Brief
Show all lines from the listing below that contain "Almost".

Provided records
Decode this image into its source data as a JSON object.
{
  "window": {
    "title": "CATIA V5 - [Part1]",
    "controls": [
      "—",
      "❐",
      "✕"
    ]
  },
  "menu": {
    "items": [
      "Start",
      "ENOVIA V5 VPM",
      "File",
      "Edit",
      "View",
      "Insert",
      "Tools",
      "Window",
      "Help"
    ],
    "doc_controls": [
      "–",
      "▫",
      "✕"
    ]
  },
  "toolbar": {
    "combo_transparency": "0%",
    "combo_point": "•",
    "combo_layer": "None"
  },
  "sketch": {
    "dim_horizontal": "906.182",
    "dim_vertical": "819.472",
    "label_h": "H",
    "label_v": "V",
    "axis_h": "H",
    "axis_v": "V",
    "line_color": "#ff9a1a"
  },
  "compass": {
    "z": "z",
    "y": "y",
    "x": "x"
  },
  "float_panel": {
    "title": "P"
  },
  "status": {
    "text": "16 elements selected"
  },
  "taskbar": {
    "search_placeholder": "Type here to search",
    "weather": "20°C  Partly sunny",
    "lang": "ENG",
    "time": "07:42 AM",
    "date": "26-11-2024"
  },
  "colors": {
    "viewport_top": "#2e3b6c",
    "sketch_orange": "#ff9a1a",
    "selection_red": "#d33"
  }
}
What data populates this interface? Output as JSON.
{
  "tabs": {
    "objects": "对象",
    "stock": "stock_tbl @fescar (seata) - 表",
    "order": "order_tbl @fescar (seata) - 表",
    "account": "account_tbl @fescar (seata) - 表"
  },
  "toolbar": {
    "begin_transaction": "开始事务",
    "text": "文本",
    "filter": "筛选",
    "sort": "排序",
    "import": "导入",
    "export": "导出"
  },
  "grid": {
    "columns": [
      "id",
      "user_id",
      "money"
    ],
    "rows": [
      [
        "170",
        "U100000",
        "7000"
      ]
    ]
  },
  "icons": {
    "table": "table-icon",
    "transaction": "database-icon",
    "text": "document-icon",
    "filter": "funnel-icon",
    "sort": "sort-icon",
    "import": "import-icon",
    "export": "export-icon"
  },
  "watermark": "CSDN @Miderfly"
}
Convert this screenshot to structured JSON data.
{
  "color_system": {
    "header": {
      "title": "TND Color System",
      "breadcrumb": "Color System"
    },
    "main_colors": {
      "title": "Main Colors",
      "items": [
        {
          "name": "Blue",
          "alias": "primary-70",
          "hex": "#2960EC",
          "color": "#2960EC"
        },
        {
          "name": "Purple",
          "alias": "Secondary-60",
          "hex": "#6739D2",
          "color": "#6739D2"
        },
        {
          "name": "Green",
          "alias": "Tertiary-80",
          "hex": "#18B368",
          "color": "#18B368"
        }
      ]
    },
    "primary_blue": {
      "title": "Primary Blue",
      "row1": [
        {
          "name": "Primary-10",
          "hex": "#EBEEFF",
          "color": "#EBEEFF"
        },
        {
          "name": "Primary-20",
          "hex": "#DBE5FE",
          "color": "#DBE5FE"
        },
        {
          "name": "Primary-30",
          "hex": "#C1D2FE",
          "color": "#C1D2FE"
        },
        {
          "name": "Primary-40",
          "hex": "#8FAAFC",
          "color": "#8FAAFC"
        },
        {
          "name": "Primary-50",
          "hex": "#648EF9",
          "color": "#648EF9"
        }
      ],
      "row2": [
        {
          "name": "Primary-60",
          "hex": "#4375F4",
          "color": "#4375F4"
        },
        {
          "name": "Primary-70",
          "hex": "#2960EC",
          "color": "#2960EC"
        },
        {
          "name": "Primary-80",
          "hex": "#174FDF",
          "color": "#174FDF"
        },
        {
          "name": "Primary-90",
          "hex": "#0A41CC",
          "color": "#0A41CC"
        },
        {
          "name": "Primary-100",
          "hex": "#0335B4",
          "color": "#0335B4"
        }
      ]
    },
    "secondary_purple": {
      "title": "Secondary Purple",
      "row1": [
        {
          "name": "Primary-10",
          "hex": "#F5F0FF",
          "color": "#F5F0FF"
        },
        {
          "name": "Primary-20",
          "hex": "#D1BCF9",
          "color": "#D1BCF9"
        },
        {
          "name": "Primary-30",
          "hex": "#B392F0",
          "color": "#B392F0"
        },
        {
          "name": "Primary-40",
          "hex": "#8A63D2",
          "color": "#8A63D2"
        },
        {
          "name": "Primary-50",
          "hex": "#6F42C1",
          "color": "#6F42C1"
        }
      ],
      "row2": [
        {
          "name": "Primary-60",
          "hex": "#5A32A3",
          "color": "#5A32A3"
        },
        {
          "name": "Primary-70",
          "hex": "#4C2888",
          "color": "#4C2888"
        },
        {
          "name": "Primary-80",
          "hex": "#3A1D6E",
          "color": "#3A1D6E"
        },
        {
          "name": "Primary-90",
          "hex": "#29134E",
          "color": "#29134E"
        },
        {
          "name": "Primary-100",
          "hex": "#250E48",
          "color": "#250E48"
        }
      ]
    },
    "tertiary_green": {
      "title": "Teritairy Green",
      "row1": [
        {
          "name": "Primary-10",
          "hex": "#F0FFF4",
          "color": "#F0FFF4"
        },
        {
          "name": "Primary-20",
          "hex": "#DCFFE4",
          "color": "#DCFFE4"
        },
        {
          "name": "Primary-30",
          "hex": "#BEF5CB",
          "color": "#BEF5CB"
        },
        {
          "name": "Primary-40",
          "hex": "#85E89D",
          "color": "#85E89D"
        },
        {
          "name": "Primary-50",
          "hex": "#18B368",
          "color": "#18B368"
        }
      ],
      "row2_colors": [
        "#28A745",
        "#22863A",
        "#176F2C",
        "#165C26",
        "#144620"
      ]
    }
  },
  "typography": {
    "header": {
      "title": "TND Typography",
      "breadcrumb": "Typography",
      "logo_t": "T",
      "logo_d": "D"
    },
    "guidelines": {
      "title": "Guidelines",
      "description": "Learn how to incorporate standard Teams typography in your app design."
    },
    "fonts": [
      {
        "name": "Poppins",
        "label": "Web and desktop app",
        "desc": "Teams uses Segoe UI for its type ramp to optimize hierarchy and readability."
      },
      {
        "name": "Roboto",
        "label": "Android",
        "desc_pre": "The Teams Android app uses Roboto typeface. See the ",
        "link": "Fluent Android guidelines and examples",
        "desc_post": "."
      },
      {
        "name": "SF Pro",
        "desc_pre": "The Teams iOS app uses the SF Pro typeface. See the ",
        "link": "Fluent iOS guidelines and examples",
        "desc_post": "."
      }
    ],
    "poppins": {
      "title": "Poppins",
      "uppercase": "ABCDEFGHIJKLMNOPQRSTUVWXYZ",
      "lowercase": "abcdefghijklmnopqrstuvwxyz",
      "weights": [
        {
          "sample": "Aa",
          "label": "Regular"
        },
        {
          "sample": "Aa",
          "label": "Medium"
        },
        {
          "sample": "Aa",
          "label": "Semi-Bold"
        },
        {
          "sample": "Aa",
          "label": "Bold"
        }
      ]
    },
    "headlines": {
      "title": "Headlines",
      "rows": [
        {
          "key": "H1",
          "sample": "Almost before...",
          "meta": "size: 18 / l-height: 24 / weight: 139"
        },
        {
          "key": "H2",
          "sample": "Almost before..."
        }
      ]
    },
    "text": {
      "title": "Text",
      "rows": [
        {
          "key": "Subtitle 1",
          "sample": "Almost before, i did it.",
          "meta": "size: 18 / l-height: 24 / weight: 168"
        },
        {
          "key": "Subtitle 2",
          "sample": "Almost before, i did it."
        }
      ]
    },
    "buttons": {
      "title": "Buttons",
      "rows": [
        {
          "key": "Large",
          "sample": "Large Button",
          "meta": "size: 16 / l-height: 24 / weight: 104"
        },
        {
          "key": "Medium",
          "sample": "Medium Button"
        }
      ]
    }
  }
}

Problem solution
          "sample": "Almost before...",
          "sample": "Almost before..."
          "sample": "Almost before, i did it.",
          "sample": "Almost before, i did it."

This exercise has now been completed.